I remember coming across this quote from somewhere else before and really loving it. Then, Seth Godin comes up with this fantastic (and somewhat frightening) thought:
Most marketing efforts are projects in response to problems. “We need a box for the product launch.” “We need a press release for the tour the boss is doing.” “We need an ad campaign for the Super Bowl.”
In response to projects, many organizations figure out the resources they’ve got and then work hard to do something good enough. On time, within budget. Meeting spec, after all, is your job.
You end up, if you’re talented, with something good enough.
Is that enough? Is good enough enough to win? To change the game? To reinvent your organization and your career? In a crowded market, when all the competition is good enough, not much happens.
Good enough is beyond reproach. It’s safe at the same time it represents quality. Good enough demonstrates effort and insight and ability. People rarely get fired for good enough, which is a shame.
If you redefined the objective to be, “makes some people uncomfortable, changes the entire competitive landscape and is truly remarkable in that many of the key people we reach feel compelled to talk about it,” what would happen?
First, it would require significant risk-taking. Which would include the risk of failure and the risk of getting fired (omg!). Can you and your team handle that? If not, might as well admit it and settle for good enough. But if you’re settling, don’t sit around wishing for results beyond what you’ve been getting.
Second, it would mean that every single time you set out to be remarkable, you’d have to raise the bar and start over. It’s exhausting.

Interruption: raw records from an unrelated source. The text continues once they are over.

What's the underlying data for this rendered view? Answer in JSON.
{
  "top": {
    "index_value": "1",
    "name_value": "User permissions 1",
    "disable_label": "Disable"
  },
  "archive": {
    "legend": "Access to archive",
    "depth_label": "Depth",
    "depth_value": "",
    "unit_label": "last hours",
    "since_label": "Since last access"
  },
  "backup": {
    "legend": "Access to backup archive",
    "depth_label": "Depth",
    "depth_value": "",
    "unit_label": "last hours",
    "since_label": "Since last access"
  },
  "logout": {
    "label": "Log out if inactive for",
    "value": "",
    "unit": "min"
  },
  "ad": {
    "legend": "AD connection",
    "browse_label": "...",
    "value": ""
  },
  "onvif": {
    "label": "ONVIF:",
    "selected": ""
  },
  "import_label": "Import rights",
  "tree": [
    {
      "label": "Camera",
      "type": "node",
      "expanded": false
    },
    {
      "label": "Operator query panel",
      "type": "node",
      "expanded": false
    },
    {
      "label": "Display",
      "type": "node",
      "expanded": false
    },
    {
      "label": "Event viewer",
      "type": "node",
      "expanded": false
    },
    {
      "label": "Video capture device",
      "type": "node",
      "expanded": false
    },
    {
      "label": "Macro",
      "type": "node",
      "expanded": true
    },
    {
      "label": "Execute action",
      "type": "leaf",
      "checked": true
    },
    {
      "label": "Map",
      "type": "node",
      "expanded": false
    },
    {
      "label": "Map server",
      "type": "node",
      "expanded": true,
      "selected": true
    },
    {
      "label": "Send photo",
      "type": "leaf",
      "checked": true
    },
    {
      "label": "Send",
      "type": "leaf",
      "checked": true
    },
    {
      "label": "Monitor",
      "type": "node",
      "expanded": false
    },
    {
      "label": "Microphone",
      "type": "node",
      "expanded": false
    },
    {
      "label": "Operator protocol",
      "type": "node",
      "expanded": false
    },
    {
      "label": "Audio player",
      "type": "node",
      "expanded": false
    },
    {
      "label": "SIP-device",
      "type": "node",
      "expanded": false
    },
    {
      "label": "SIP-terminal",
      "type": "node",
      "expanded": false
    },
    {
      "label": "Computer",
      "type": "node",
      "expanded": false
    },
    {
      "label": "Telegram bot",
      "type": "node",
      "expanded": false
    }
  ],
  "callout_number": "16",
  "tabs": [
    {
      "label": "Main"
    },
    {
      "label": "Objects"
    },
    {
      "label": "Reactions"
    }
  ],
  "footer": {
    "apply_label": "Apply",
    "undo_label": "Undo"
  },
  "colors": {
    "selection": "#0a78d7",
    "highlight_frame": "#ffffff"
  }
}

Third, it means that the boss and the boss’s boss are unlikely to give you much cover. Are you okay with that?
I hope so. It’s worth it.